Lionsgate seems to be doing content specific partnerships in India: giving different buckets of content to different streaming services. SonyLIV will offer Lionsgate content as premium offering ‘Lionsgate Play’ following the inking of a “multi-year strategic content deal” between the two entities.
We checked the service which includes titles like Power, The White Queen, The White Princess, Vida, Survivor’s Remorse, Sweetbitter and Crash. Other titles announced (but not yet available on the app) include Chasing Life, Manhattan, Wildfire, Con Man, Insomnia and the not-yet-launched The Spanish Princess. All in all, there is 500 hours of programming planned. Lionsgate Play will be bundled along with SonyLIV’s premium offering which is priced at Rs 99 per month, 299 for six months and Rs 499 per year.

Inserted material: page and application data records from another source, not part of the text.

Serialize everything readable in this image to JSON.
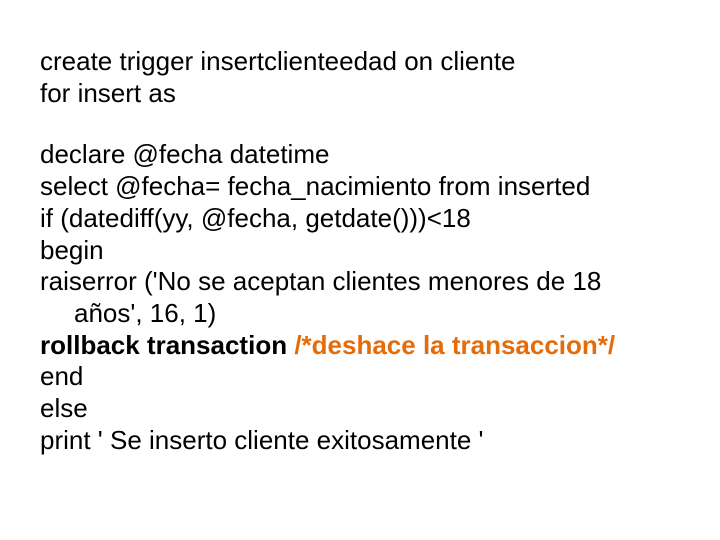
{
  "block1_line1": "create trigger insertclienteedad on cliente",
  "block1_line2": "for insert as",
  "block2_line1": "declare @fecha datetime",
  "block2_line2": "select @fecha= fecha_nacimiento from inserted",
  "block2_line3": "if (datediff(yy, @fecha, getdate()))<18",
  "block2_line4": "begin",
  "block2_line5a": "raiserror ('No se aceptan clientes menores de 18 ",
  "block2_line5b": "años', 16, 1)",
  "block2_line6a": "rollback transaction ",
  "block2_line6b": "/*deshace la transaccion*/",
  "block2_line7": "end",
  "block2_line8": "else",
  "block2_line9": "print ' Se inserto cliente exitosamente '"
}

Note that in 2017, Amazon Prime Video had inked a “long-term exclusive deal” with Lionsgate for titles such as La La Land, the Twilight Saga, Deepwater Horizon, The Divergent Series: Allegiant, Power Rangers, Red, Step Up 5, Nashville, The Royals, Graves, Mad Men, Anger Management and The Shack. We checked and found that these titles are still available on Amazon Prime, and thus not a part of this SonyLIV deal.
The challenge with all these exclusive deals is that not all content is available on all service providers, which means that users have to sign up with different providers: that’s more expensive, and this won’t adequately address piracy. Exclusivity also means that content becomes (relatively) more expensive for streaming services to get.
I’m reminded of two things, related to music, but relevant for video as well:
Firstly, a story I did on the music industry situation following the demise of Dhingana a few years ago highlighting the issues of exclusivity, and how a platform approach is the most consumer friendly, citing a defunct mime360 as an example.
Secondly, a recent report from the Indian Music Industry, which cited something interesting about China:
Refraining from exclusive licensing arrangements: The Chinese government discouraged exclusive licensing to prevent the creation of a monopoly, or a ‘one horse’ or ‘two horse race’. “When a label’s license is across the board, more competitors are in the sphere.”
Read our policy overview of that here.